Our emergency procedures have been under scrutiny the last couple of days - on Thursday we had a Code 1 (ie dangerous animal) escape and yesterday a drill simulating a fire in the Savannah. The first emergency response went like clockwork and was over in about 10 minutes.
The fire drill, however, brought out some of the bad acting skills in our keepers - "Cough...cough...the smoke's getting too much....hack....coff...I'm getting out of here...coff choke...."

From Friend Kim - The Gallery of Regrettable Food. "This is a simple introduction to poorly photographed foodstuffs and horrid recipes. It's a wonder anyone in the 40s, 50s and 60s gained any weight; it's a miracle that people didn't put down their issue of Life magazine with a slight queasy list to their gut, and decide to sup on a nice bowl of shredded wheat and nothing else." The Knox's Gelatin recipes are particularly........revolting.

"This recipe, you might note, adds "the Midas touch," meaning that after your guests have handled the meal, you can melt them down and pour their bodies into ingots.
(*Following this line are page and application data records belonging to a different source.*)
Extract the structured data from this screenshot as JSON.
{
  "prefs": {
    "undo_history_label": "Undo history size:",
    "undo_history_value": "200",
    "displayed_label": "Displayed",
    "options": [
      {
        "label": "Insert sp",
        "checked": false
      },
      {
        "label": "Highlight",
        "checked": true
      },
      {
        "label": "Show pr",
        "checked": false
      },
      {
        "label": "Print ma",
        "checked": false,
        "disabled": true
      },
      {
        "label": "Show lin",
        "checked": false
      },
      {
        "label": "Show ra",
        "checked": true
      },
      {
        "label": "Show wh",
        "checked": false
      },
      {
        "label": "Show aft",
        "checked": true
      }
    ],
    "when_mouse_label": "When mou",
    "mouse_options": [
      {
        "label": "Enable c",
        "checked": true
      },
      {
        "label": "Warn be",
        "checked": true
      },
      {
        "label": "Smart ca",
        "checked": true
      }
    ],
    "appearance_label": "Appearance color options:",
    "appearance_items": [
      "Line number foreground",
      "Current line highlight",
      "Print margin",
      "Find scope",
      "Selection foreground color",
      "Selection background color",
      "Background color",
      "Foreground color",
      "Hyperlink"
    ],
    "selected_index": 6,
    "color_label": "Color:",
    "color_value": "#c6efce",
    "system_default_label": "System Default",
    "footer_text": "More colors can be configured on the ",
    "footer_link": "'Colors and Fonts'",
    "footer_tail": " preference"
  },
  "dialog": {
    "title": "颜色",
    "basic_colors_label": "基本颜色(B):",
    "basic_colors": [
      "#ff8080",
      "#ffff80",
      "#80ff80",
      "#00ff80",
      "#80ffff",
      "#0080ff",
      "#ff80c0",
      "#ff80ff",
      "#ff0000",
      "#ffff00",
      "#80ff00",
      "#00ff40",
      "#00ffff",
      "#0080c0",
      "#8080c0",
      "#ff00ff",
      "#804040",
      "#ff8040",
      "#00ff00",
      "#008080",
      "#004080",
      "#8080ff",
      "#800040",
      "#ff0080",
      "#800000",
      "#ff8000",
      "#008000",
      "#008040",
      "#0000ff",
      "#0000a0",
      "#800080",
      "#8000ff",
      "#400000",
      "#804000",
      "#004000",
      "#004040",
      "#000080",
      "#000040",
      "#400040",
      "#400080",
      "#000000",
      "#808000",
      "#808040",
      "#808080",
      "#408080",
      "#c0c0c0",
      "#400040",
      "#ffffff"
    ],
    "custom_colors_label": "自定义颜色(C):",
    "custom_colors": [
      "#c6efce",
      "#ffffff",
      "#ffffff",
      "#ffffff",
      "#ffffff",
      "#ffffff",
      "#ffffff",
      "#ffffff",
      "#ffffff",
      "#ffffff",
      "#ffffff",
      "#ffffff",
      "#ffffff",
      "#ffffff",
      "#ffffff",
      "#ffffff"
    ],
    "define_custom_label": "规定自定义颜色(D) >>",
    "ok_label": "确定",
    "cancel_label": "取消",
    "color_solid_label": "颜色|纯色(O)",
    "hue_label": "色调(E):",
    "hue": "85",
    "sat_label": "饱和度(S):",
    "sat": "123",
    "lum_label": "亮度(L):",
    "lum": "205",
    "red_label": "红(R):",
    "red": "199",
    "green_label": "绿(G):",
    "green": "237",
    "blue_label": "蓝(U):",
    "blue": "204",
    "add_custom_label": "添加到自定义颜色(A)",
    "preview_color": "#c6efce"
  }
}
Alchemy: it's the hidden advantage of Gel-Cookery!"

Wednesday, September 01, 2004

Like having your boobs slammed in the refrigerator door.

Mutterings continued.

I caught a cab to Royal Perth Hospital this morning, good thing I did or I would have got lost (me? Lost?? Never!). I got to the Breast Clinic half an hour early - mine was the first appointment but there was already someone else waiting. The mammogram looked like an aerial photograph of a city taken at night, lots of grey and black areas and two areas of stark white. These were the bits that the clinic wanted to have a look at. Changed into the sexy hospital top, sat for a bit and was then called in for more mammograms; three more mammograms each more painful than the last. I have black texta on my right breast marking exactly where the doubtful bits are; I'm assured it will wash off. The pain lasts seconds, just for as long as it takes to click the picture.

Back to the waiting room, called back for another (the most painful) mammogram and then back to the waiting room again. There were five other women in the small waiting room, all of us first timers and all of us more than a little frightened.

I was called into the doctor's office and she said, "We're sending you home." Silly me thinks, "There's nothing they can do for me!". Turns out it's normal glandular changes and I don't have to go back for another 2 years.

The larger waiting room at the front of the clinic was packed when I left - that's a lot of women.